The Bundesbank says that Germany is going through a "phase of weakness" and foresees a new stagnation of GDP

MADRID, 21 Ago.

The Bundesbank says that Germany is going through a "phase of weakness" and foresees a new stagnation of GDP


The German economy is going through a "phase of weakness", after activity stagnated between April and June, after contracting one tenth of a point in the first three months of the year, according to the Bundesbank, the German central bank, which warns of that the 'European locomotive' is likely to remain stalled in the third quarter.

"Economic production is expected to stagnate more or less in the third quarter," the institution states in its monthly bulletin for August, where it considers it probable that economic activity in Germany will remain practically unchanged again between the months of July and September of 2023.

In this sense, the German central bank points out that, although the strength of employment and the strong growth of wages, as well as the decrease in inflation, will drive the recovery of private consumption and, therefore, of the service sector, it seems that industrial production will remain weak, as foreign demand has been on a downward trend.

Also, despite the fact that some sub-sectors of the industry and construction continue to benefit from a large order book and the reduction of bottlenecks means that orders can be processed more quickly, the higher financing costs "will continue to weigh" on investment and slowing down demand in construction.

In this regard, it warns that the higher financing costs as a result of the rate hikes by the European Central Bank (ECB) depressed the demand for construction works and capital goods and slowed down credit, including the substantial drop in demand for mortgages by families, as well as slowing down the demand for credit from companies.

"The German economy is still experiencing a phase of weakness," summarizes the Bundesbank, warning that the evolution of the real economy could have been even weaker if it were not for the backlog of orders in parts of industry and construction, the decrease in supply bottlenecks and the strength of the labor market, which acted as a tailwind for the economy.

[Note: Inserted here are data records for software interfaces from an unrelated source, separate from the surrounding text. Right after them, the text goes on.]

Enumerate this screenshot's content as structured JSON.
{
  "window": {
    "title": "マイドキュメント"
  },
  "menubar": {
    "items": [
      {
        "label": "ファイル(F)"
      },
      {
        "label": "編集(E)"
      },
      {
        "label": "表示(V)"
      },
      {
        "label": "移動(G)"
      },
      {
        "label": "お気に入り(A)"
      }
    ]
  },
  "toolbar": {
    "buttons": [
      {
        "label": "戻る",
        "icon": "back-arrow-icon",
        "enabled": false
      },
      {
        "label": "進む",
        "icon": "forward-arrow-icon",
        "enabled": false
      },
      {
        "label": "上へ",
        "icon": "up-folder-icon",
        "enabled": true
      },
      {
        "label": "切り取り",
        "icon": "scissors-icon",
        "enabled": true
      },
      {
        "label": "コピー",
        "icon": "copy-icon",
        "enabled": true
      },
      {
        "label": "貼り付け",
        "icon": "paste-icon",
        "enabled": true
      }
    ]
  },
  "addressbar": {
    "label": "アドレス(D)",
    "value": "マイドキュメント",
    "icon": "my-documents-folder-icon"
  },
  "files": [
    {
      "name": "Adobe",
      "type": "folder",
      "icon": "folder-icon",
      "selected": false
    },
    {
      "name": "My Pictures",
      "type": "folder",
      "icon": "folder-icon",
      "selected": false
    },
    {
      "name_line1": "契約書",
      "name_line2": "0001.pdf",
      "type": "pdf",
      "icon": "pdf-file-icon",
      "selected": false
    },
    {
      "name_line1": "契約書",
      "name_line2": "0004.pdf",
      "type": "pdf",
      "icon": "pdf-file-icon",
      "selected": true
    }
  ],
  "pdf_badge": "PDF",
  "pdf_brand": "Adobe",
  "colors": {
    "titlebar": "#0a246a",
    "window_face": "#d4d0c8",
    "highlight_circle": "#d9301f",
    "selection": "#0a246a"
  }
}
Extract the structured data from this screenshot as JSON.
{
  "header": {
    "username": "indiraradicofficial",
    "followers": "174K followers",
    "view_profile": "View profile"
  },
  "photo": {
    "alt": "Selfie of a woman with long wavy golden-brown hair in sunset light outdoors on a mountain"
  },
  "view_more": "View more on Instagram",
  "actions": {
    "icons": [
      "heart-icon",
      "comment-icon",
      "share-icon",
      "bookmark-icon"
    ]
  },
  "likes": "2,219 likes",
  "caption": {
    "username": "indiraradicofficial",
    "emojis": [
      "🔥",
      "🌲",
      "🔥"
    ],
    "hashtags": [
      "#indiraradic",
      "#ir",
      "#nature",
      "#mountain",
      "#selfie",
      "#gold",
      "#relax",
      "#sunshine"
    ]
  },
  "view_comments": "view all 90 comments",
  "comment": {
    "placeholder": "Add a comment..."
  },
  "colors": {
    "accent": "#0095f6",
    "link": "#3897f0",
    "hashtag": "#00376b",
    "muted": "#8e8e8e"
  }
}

On this issue, the Bundesbank points out that, despite the current phase of cyclical weakness, the labor market is proving to be quite robust, although the strong rate of employment growth has slowed notably and unemployment has experienced a moderate upturn, easing slightly the tightness of the labor market.

In any case, the institution points out that the leading indicators suggest that employment will remain stable in the coming months, and that unemployment will continue to rise only slightly.

Thus, after considerable wage growth in the second quarter, Germany's central bank sees upward wage deals likely in the coming months.

Regarding inflation, although the general rate fell from 8.8% to 6.9% in the second quarter of 2023 as a consequence of the fact that energy prices had increased considerably the previous year and this base effect is now has dissipated, services prices rose significantly so that the core rate, which excludes the volatile energy and food components, held stubbornly firm at 5.6% in the second quarter, up from 5.5 % of the previous quarter.

Thus, the Bundesbank anticipates that inflation, as things currently stand, will likely continue to decline further in the coming months, mainly thanks to an increasingly negative contribution from energy prices.

On the contrary, he points out that wage growth is likely to remain strong, even heading into the new year, so the inflation rate is likely to stay above 2% for longer.